:: Records ::
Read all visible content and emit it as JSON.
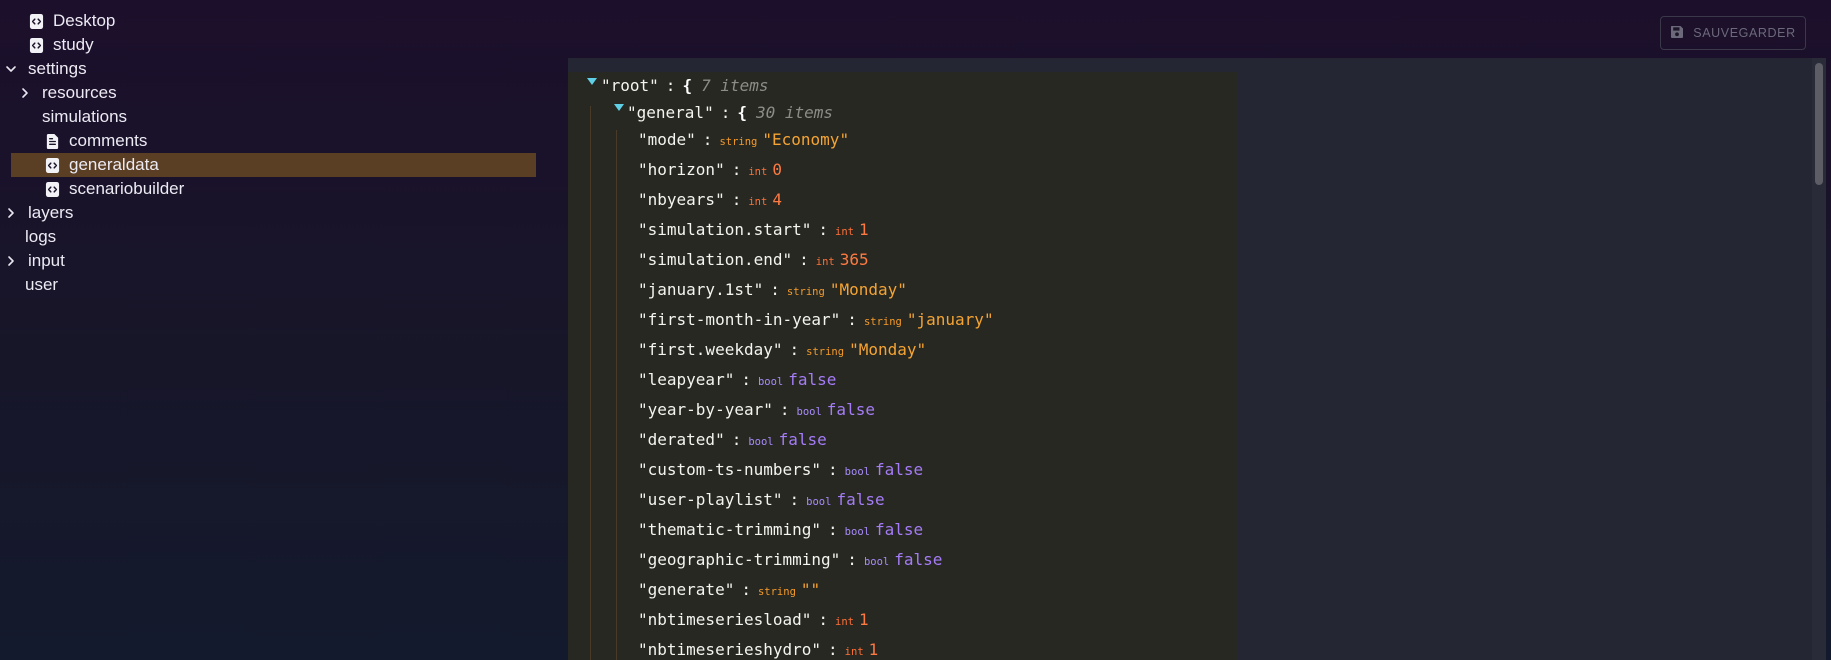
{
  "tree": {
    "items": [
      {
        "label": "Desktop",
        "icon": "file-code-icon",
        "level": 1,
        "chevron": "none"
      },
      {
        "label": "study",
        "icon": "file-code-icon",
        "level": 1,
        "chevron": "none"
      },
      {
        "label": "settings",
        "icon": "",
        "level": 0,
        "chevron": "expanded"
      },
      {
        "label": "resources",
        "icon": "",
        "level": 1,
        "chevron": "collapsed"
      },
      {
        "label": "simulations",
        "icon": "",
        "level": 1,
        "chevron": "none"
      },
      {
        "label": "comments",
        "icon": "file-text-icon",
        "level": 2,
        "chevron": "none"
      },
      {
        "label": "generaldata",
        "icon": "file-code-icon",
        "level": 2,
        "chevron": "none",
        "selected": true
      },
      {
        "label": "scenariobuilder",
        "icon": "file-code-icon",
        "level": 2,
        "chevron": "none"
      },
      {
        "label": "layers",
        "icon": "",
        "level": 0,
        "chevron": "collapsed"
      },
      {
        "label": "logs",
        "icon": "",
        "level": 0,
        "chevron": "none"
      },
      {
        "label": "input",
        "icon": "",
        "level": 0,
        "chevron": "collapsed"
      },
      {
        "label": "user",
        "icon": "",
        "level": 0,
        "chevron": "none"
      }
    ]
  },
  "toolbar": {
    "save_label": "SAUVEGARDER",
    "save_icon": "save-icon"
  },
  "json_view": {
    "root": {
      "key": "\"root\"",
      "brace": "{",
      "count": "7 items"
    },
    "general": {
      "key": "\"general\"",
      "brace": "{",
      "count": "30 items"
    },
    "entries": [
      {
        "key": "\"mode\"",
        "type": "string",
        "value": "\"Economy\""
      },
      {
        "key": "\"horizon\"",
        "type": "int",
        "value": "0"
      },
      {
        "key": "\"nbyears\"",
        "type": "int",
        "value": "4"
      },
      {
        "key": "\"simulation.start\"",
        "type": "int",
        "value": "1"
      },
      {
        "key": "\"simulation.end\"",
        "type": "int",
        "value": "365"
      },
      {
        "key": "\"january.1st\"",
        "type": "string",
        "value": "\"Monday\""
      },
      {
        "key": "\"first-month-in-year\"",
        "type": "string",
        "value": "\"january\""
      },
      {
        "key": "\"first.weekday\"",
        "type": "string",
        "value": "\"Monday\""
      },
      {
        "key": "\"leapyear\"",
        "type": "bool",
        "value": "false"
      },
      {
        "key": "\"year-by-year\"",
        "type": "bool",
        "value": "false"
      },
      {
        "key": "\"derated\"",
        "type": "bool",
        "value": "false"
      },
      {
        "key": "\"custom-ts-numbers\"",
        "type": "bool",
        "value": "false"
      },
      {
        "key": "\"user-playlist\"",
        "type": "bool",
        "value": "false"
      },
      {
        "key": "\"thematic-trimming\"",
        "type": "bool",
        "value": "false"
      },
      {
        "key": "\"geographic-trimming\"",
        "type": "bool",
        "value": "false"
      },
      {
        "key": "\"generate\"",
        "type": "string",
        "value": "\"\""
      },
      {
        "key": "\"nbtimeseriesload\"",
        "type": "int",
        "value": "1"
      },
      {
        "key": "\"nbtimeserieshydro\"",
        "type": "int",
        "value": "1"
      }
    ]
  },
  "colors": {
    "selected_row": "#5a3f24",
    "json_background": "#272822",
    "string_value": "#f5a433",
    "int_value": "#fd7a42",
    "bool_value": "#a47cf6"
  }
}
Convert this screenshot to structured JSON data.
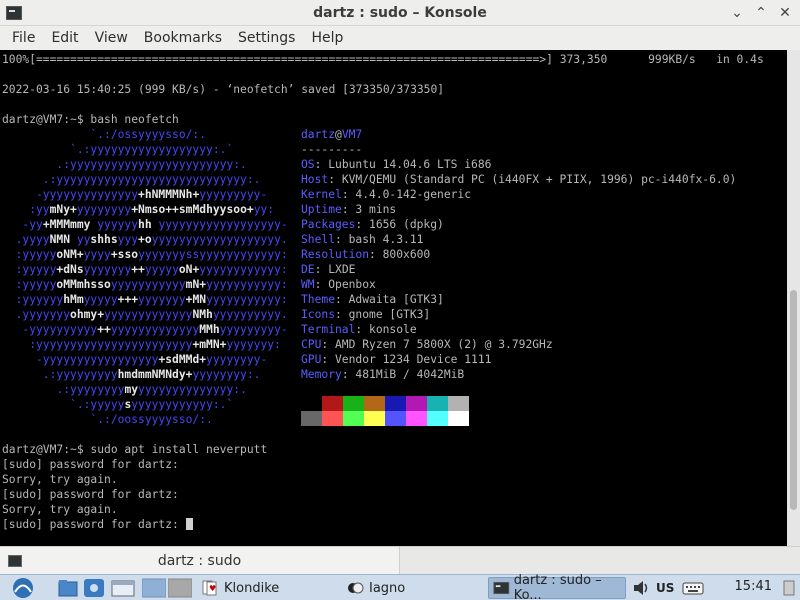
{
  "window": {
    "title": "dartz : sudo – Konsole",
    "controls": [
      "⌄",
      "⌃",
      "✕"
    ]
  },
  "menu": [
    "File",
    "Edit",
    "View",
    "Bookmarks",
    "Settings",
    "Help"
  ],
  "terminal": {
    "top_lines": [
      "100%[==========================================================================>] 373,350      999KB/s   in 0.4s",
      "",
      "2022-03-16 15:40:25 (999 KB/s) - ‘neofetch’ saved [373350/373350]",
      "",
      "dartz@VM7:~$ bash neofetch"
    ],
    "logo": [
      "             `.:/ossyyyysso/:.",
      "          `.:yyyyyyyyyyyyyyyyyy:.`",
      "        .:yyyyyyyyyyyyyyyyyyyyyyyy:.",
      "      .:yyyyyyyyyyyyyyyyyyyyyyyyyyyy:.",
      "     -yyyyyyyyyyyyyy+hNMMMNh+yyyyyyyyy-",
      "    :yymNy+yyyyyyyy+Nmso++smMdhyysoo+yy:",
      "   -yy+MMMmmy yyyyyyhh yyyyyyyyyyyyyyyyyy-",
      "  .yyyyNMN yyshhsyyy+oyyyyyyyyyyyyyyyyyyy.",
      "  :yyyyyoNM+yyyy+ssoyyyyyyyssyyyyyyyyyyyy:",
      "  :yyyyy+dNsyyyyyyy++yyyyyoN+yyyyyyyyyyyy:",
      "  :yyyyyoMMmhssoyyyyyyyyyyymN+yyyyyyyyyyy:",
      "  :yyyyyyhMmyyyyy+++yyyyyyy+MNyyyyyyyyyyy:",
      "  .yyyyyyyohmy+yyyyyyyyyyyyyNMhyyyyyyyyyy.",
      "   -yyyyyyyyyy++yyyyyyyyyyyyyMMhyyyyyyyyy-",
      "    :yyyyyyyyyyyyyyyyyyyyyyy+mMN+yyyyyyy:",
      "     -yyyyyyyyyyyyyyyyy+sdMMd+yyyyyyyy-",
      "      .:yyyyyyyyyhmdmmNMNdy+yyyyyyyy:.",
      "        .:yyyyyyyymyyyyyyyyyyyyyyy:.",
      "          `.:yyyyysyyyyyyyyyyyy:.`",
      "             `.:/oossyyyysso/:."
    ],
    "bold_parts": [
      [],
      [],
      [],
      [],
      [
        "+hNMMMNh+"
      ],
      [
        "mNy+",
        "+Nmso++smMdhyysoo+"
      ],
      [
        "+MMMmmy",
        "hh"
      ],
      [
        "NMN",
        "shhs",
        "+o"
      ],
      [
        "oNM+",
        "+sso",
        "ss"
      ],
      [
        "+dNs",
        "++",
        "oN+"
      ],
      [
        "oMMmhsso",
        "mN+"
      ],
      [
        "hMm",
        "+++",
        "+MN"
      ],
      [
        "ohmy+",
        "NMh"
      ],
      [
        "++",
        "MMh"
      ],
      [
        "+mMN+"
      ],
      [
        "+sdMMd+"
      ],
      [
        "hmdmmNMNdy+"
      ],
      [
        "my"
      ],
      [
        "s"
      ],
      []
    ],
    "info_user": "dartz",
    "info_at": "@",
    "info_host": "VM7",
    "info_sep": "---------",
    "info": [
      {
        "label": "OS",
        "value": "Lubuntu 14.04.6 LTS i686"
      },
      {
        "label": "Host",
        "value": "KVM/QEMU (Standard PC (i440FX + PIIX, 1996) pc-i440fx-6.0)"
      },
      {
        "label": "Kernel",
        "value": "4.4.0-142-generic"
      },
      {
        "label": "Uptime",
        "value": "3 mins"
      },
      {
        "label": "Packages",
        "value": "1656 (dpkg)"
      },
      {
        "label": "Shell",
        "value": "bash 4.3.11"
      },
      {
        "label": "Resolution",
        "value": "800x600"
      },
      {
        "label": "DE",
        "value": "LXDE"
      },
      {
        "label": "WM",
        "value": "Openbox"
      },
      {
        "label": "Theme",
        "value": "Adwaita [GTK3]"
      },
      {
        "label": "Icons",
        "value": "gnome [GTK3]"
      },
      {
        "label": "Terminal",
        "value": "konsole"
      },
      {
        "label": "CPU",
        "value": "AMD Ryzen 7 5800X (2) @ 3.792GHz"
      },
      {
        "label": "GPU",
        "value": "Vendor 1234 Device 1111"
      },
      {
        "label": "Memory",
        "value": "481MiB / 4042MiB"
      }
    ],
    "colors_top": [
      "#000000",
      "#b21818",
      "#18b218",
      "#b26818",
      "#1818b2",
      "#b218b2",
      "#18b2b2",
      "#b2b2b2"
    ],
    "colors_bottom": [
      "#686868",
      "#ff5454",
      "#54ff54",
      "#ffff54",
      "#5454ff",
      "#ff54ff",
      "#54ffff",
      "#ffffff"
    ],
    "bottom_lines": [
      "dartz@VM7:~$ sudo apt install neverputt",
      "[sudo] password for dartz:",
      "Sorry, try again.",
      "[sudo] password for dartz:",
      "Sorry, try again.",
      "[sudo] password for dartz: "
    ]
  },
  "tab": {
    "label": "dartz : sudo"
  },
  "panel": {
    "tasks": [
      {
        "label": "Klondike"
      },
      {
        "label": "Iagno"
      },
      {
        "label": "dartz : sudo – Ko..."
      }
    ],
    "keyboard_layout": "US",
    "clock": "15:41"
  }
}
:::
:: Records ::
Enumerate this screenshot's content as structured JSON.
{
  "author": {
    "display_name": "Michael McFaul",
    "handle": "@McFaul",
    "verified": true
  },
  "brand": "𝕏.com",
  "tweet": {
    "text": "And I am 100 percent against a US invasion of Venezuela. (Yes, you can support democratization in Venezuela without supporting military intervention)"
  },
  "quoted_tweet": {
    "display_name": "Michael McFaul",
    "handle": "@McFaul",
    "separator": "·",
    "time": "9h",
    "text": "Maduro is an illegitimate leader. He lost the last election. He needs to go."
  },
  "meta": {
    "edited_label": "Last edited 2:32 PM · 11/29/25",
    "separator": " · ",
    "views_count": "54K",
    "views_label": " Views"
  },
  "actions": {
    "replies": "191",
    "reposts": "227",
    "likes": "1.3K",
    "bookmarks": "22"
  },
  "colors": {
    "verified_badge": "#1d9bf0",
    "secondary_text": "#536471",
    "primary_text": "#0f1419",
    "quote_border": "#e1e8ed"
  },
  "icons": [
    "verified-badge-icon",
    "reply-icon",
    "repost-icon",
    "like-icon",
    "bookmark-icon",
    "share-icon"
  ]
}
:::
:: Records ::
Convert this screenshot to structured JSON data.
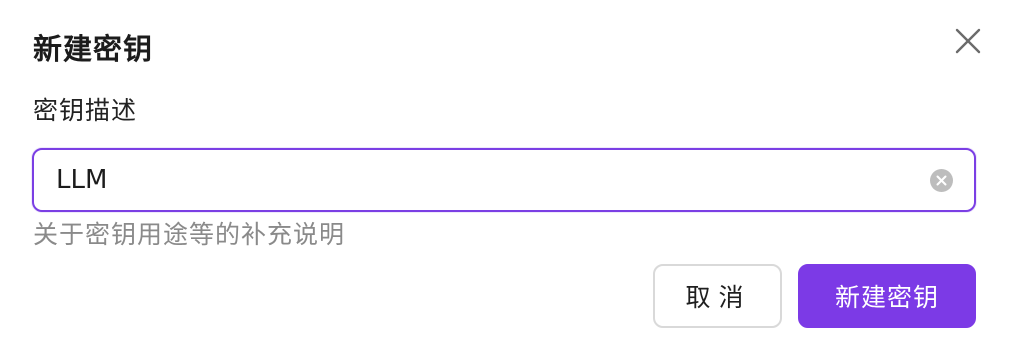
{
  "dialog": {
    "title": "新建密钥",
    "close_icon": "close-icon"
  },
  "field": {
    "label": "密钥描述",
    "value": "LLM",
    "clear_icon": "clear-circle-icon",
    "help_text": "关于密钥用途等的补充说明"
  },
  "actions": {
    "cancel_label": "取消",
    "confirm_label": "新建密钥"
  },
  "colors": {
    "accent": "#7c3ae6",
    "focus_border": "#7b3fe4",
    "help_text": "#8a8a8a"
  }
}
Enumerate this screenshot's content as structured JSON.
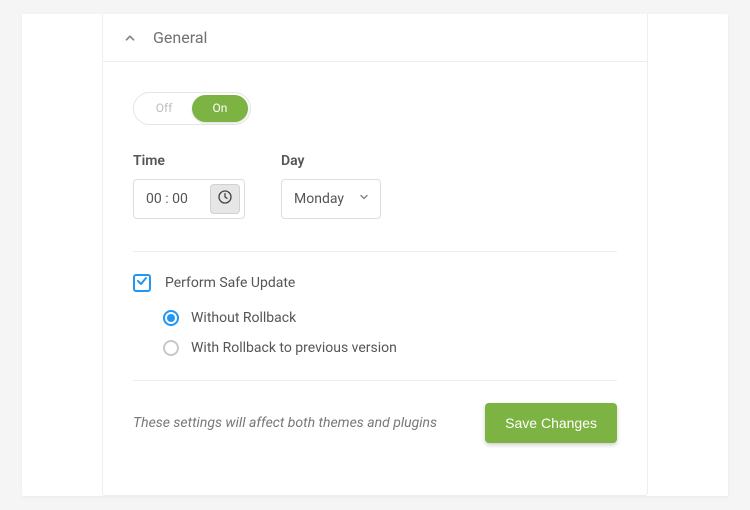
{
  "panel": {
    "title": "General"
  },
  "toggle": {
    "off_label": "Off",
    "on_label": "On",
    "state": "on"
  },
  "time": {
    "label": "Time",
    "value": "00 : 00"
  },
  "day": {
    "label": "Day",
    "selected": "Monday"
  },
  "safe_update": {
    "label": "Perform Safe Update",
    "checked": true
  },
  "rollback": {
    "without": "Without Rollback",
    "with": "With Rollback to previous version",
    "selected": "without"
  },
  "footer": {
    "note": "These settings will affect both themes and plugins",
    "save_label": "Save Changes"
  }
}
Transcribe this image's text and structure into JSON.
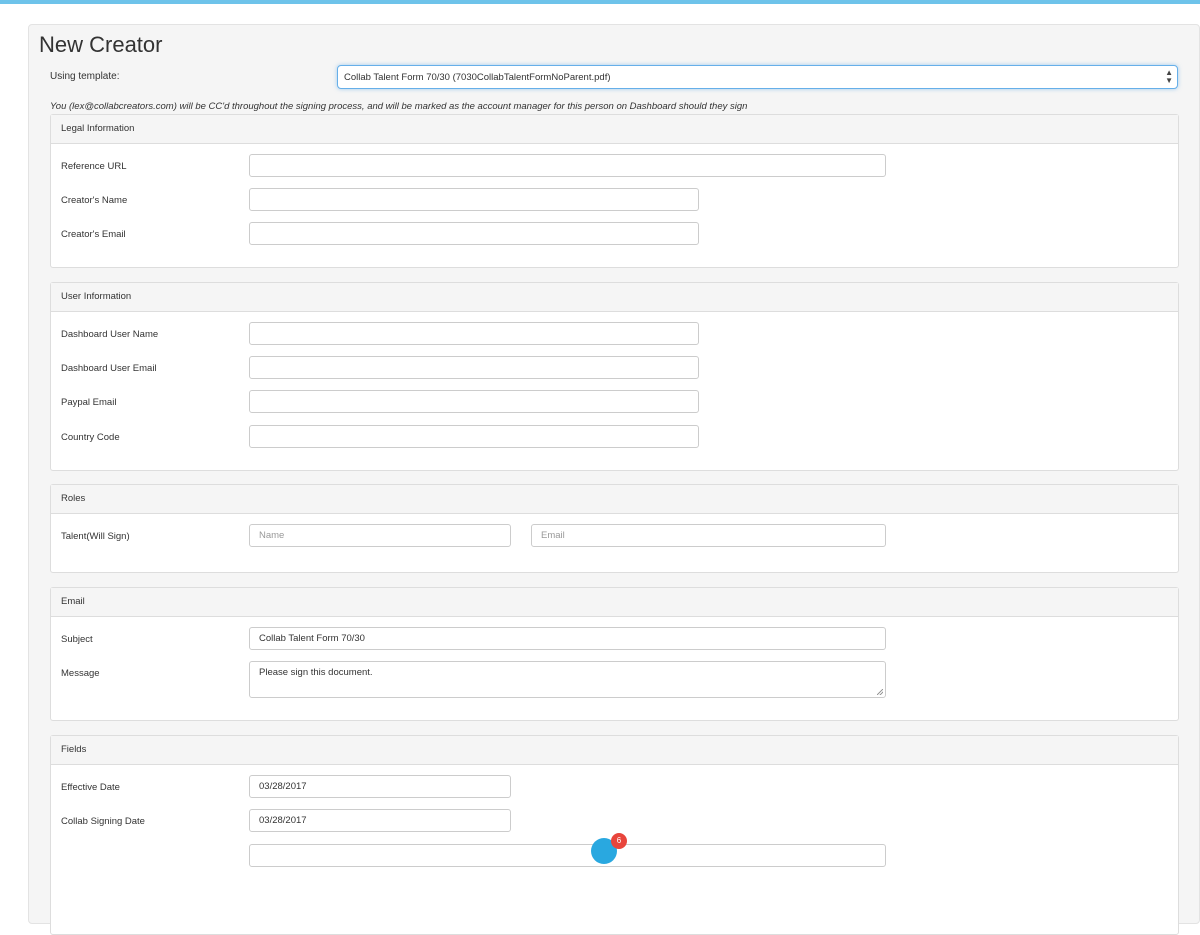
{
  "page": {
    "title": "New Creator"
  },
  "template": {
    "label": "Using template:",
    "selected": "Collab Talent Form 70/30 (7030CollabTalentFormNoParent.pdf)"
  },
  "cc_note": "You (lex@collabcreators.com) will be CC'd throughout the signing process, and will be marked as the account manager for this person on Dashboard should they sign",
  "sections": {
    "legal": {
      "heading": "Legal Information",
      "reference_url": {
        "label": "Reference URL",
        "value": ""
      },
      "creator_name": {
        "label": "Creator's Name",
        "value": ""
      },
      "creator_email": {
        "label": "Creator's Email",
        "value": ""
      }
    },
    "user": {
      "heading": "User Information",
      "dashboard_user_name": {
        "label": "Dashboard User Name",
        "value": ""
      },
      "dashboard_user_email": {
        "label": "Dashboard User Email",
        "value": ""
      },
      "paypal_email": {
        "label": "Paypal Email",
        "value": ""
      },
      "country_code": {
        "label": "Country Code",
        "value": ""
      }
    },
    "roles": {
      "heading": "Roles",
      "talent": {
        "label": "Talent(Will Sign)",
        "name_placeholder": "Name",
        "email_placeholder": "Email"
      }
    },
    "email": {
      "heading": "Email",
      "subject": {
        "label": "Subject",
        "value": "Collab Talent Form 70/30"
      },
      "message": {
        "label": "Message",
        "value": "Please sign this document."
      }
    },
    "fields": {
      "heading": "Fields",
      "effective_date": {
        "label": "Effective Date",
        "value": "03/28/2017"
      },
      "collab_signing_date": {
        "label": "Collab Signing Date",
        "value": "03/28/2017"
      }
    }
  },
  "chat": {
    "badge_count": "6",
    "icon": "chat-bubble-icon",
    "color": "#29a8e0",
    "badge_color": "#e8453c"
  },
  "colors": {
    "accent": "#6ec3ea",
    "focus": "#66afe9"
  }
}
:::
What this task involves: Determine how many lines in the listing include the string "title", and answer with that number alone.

Response: 4